Mummified Human Torso Found By Michigan Homeowner Renovating Their Basement

Mummy, Detroit
File Photo: The skyline of Detroit, Michigan, is pictured. Getty Images

A homeowner renovating a property in west Detroit, Michigan, got a shock Wednesday afternoon when they discovered a mummified human torso in the basement.

The small torso was so decomposed that investigators don't yet know how long it had been there. Police said the sex of the person remains unknown, but they suspect the torso is female, The Associated Press reported.

Commander Brian Mounsey said the property has been empty since its purchase as an investment two years ago. Police think the torso was probably already in the basement when the home was bought.

The owner called police at 1.17 p.m. after uncovering the remains. Police collected the torso from a bar area of the basement of the home. According to The Detroit News, it is currently being examined by investigators.

Detroit Police did not immediately respond to Newsweek's request for comment.

Last May, the mummified remains of a woman in her 70s were found in her apartment in Valencia, Spain. The woman had gone missing roughly four years before she was found.

An eagle-eyed neighbor spotted her legs after noticing the same clothes had been hanging outside her apartment for some time.

That June, police in Kolkata, India arrested a leathermaker suspected of storing his mother's body in a commercial freezer for more than three years. At the time, police accused the man of using chemicals to prevent her mummified body from decomposing.

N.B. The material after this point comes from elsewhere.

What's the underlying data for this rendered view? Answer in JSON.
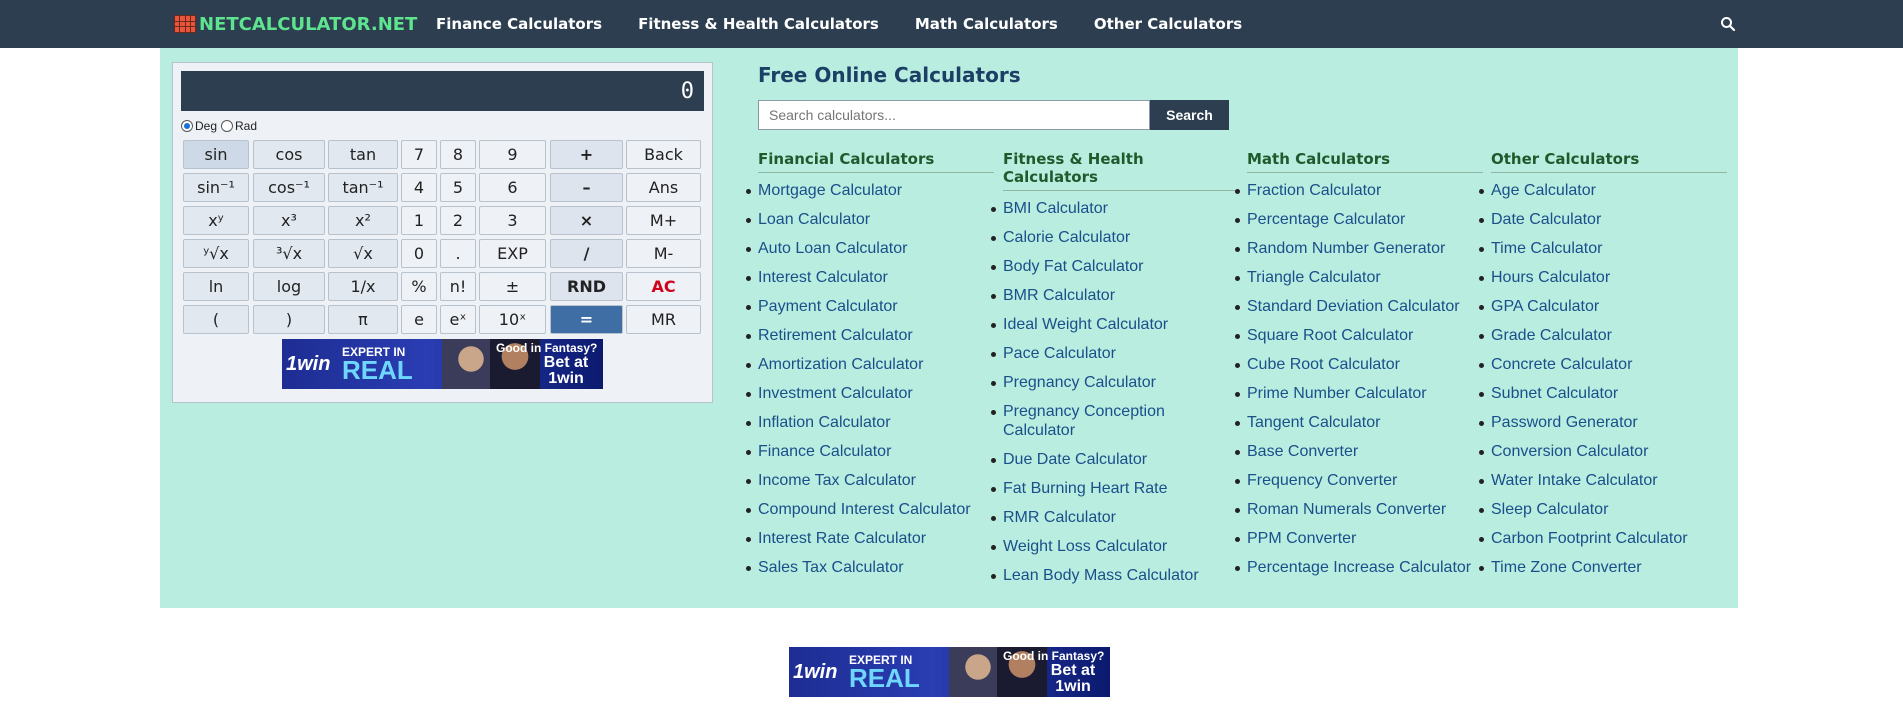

Investigators suspected the man was withdrawing money from his mother's pension account, which cannot be accessed after a person's death.

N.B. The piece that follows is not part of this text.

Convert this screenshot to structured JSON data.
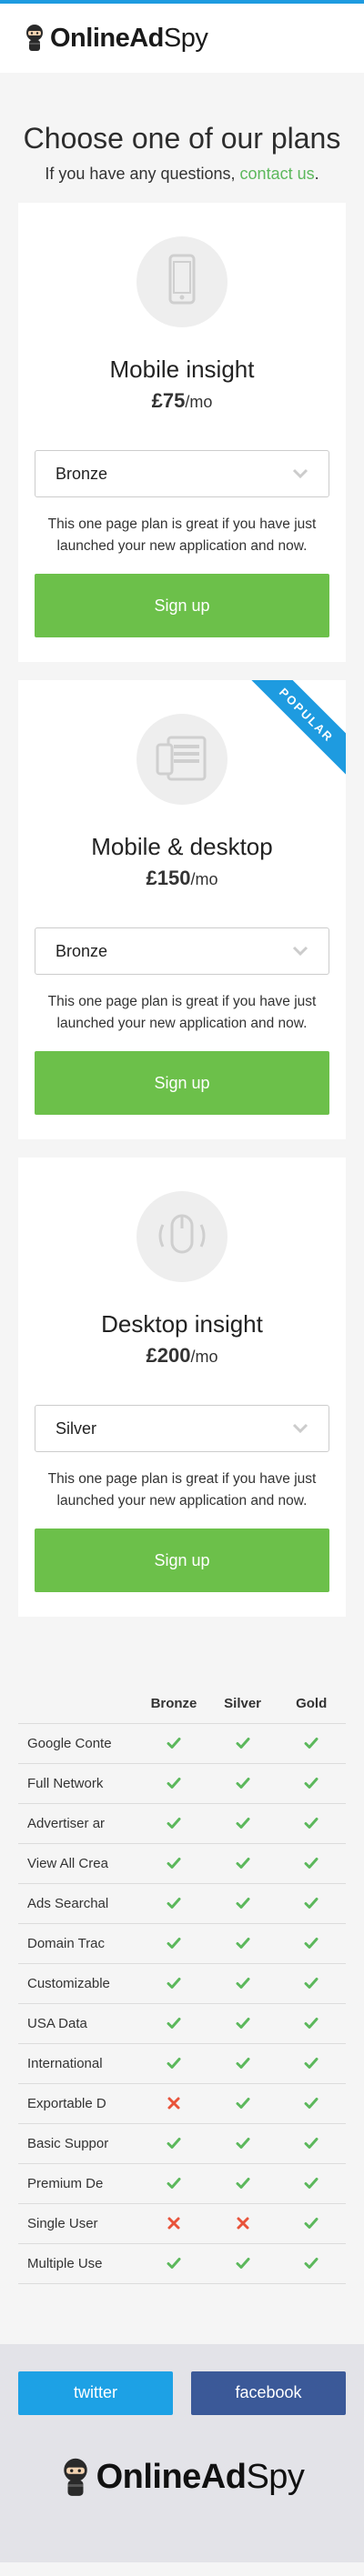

Later that summer, scientists in Poland published a world-first study of a mummified human corpse adopted as a woodland home by bees, squirrels and other creatures.

"No one before us had the opportunity to describe a case of nesting of these species of animals inside a human corpse found in a tree," study author Marcin Kadej from the Institute of Environmental Biology, University of Wroclaw, Poland, said at the time. "[The discovery] brings a new perspective and gives us new information on the behavior, ecology and biology of these animals."

Last autumn, scientists examined the mummified remains of a woman stored in an iron coffin for more than 150 years. Discovered by construction workers in Queens, New York, back in 2011, the subsequent scientific investigation was recorded in a PBS documentary.

The well-preserved body—still dressed in socks and a gown—showed evidence of smallpox infection. "The results do not conclusively verify the hypothesis of smallpox as the cause of death. However, visual inspection cast little doubt on this hypothesis," scientists wrote in Emerging Infectious Diseases.